LERNER: The thread that unites all my work is the desire to help people speak wisely and well with the most difficult people and in the most difficult circumstances. Communication is hard, even in ideal circumstances. When intense emotions get revved up, such as anger, anxiety, shame, or any form of emotional intensity, it's harder still. People get stuck in patterns that cause them a lot of pain. That's the underlying theme in each of my Dance books. My husband calls me the Ginger Rogers of the psychology world.
RH: So the therapist's job is to help change the choreography of communication?

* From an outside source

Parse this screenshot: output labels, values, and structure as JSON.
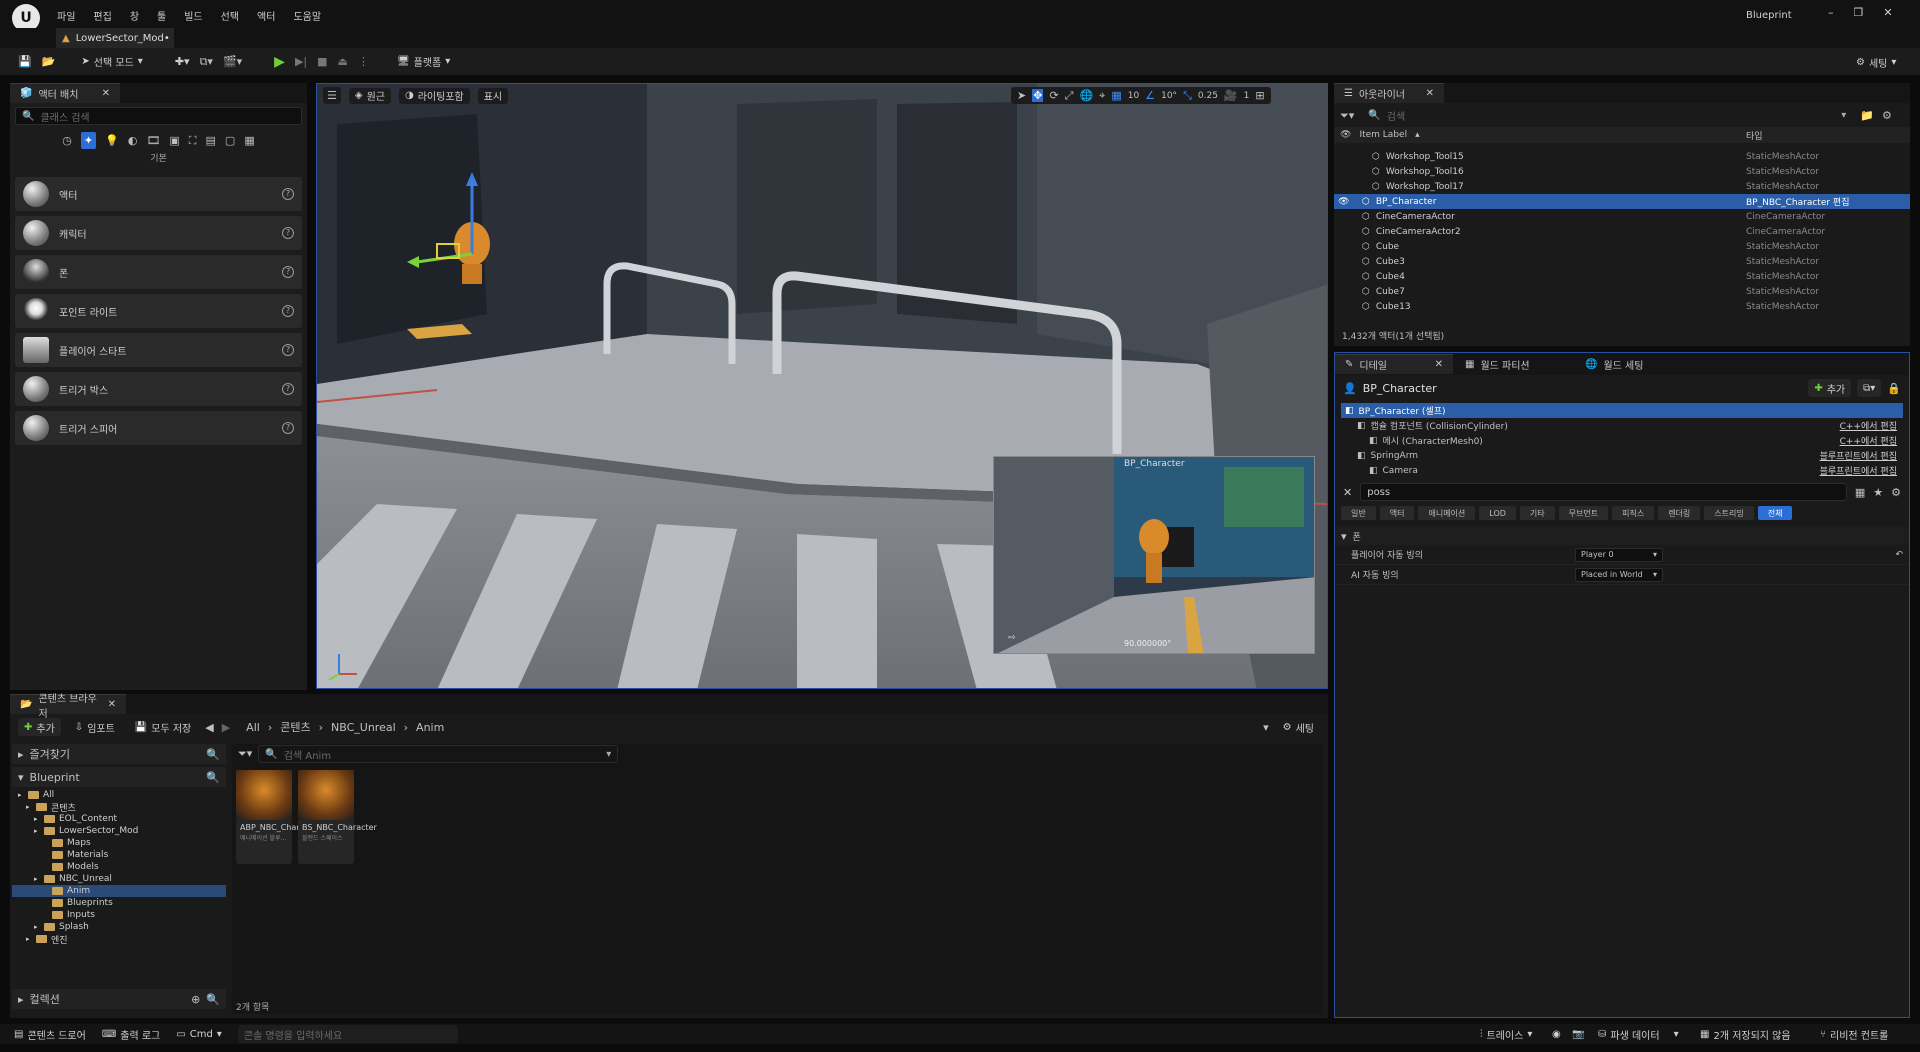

LERNER: Communication works best in a hypothetically perfect world, where we're all free of anxiety, fear, and shame. In such a world, we'd all be kind to each other and we'd navigate relationships with clarity. The reality is that anxiety will always be with us, and life brings one thing after another. The older I get, the more humble I feel about avoiding the pitfalls in my own relationships, because when everything is calm in my life, it's easy to see myself as a mature, highly evolved, clear-thinking, Zen Buddhist-like person, but when enough stress hits, I have the brain of a reptile. I'm interested in helping people understand the patterned ways they move in relationships under stress and find the courage to get self-focused so they can navigate their relationships differently.
RH: Therapy typically starts when clients come to see us in the middle of a crisis. As a practical matter, how do you see your role in that initial stage of therapy?
LERNER: Crisis often gets people into our offices—so in a certain sense, thank goodness for crisis, or the symptoms that motivate them for change. Because change is so difficult and so scary, even when we're seeking it, the pain of the current situation often needs to be greater than the fear of change. The first step, for me, is to help clients calm down. People don't think well in the midst of a tornado—when they're drowning in emotions and can't think about their feelings. Therapists must learn to be a calm, emotional presence in an anxious, emotional field.